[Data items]
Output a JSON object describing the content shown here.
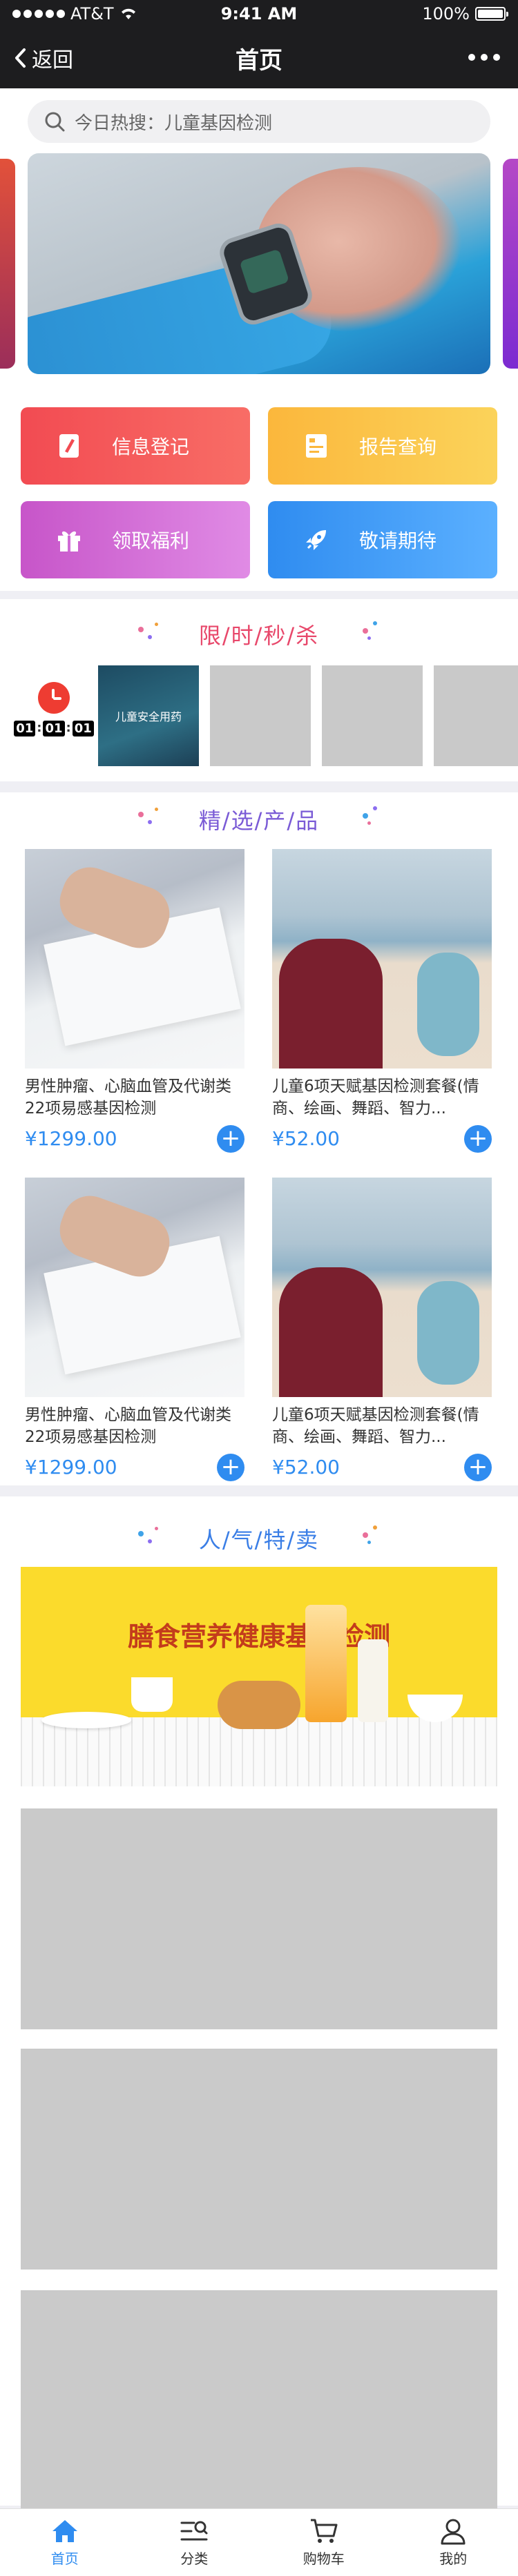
{
  "status_bar": {
    "carrier": "AT&T",
    "time": "9:41 AM",
    "battery": "100%"
  },
  "nav": {
    "back_label": "返回",
    "title": "首页"
  },
  "search": {
    "placeholder": "今日热搜：儿童基因检测"
  },
  "menu": [
    {
      "label": "信息登记",
      "icon": "pen-icon",
      "color": "#f24b52"
    },
    {
      "label": "报告查询",
      "icon": "report-icon",
      "color": "#fbb73c"
    },
    {
      "label": "领取福利",
      "icon": "gift-icon",
      "color": "#c755c9"
    },
    {
      "label": "敬请期待",
      "icon": "rocket-icon",
      "color": "#2f8cf0"
    }
  ],
  "flash_sale": {
    "title": "限/时/秒/杀",
    "countdown": [
      "01",
      "01",
      "01"
    ],
    "items": [
      {
        "label": "儿童安全用药"
      },
      {
        "label": ""
      },
      {
        "label": ""
      },
      {
        "label": ""
      }
    ]
  },
  "featured": {
    "title": "精/选/产/品",
    "products": [
      {
        "name": "男性肿瘤、心脑血管及代谢类22项易感基因检测",
        "price": "¥1299.00",
        "image": "writing-hand"
      },
      {
        "name": "儿童6项天赋基因检测套餐(情商、绘画、舞蹈、智力...",
        "price": "¥52.00",
        "image": "kids-beach"
      },
      {
        "name": "男性肿瘤、心脑血管及代谢类22项易感基因检测",
        "price": "¥1299.00",
        "image": "writing-hand"
      },
      {
        "name": "儿童6项天赋基因检测套餐(情商、绘画、舞蹈、智力...",
        "price": "¥52.00",
        "image": "kids-beach"
      }
    ]
  },
  "popular": {
    "title": "人/气/特/卖",
    "banner_text": "膳食营养健康基因检测"
  },
  "tabbar": [
    {
      "label": "首页",
      "icon": "home-icon",
      "active": true
    },
    {
      "label": "分类",
      "icon": "category-icon",
      "active": false
    },
    {
      "label": "购物车",
      "icon": "cart-icon",
      "active": false
    },
    {
      "label": "我的",
      "icon": "user-icon",
      "active": false
    }
  ],
  "colors": {
    "accent": "#2f8cf0",
    "flash_title": "#e8486b",
    "featured_title": "#7a5bd6",
    "popular_title": "#3a7ee6"
  }
}
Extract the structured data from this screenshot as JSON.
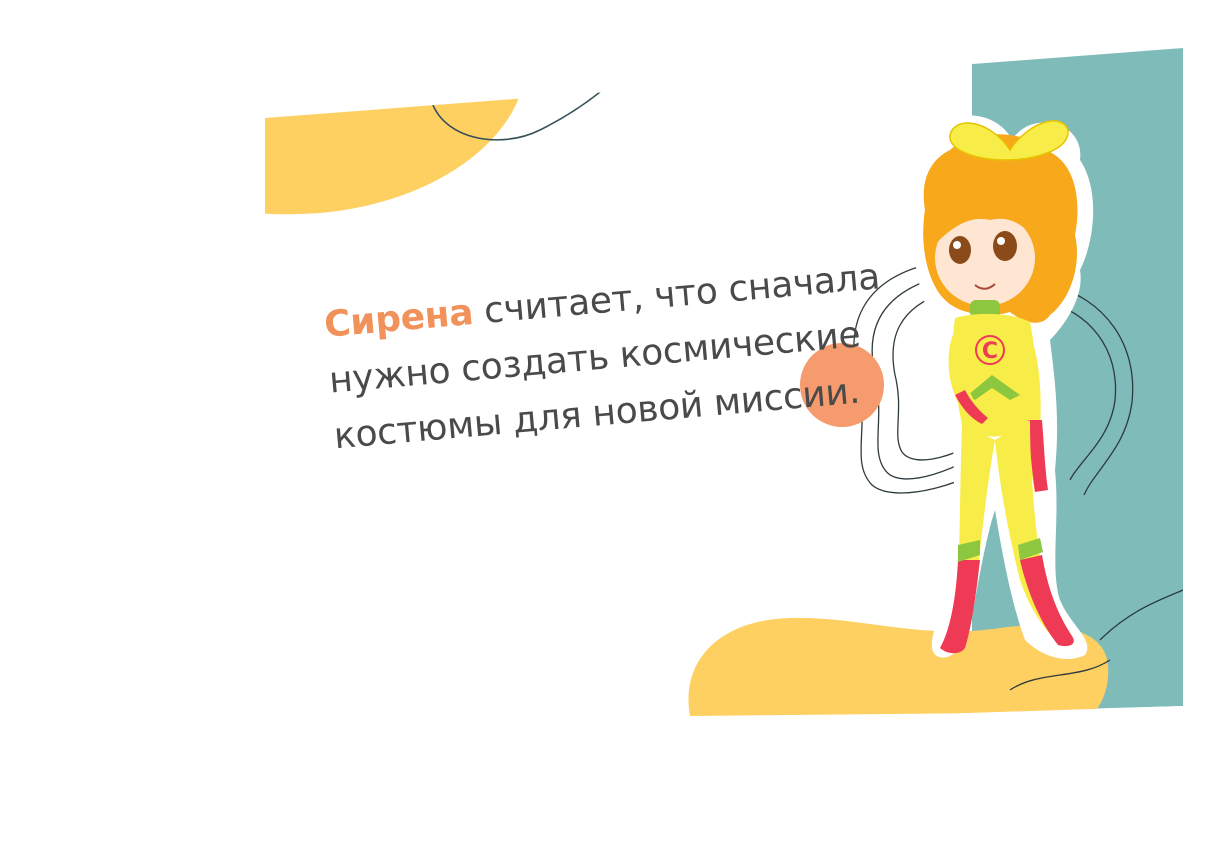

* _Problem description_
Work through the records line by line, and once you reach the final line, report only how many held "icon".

* _Answer to this problem_
8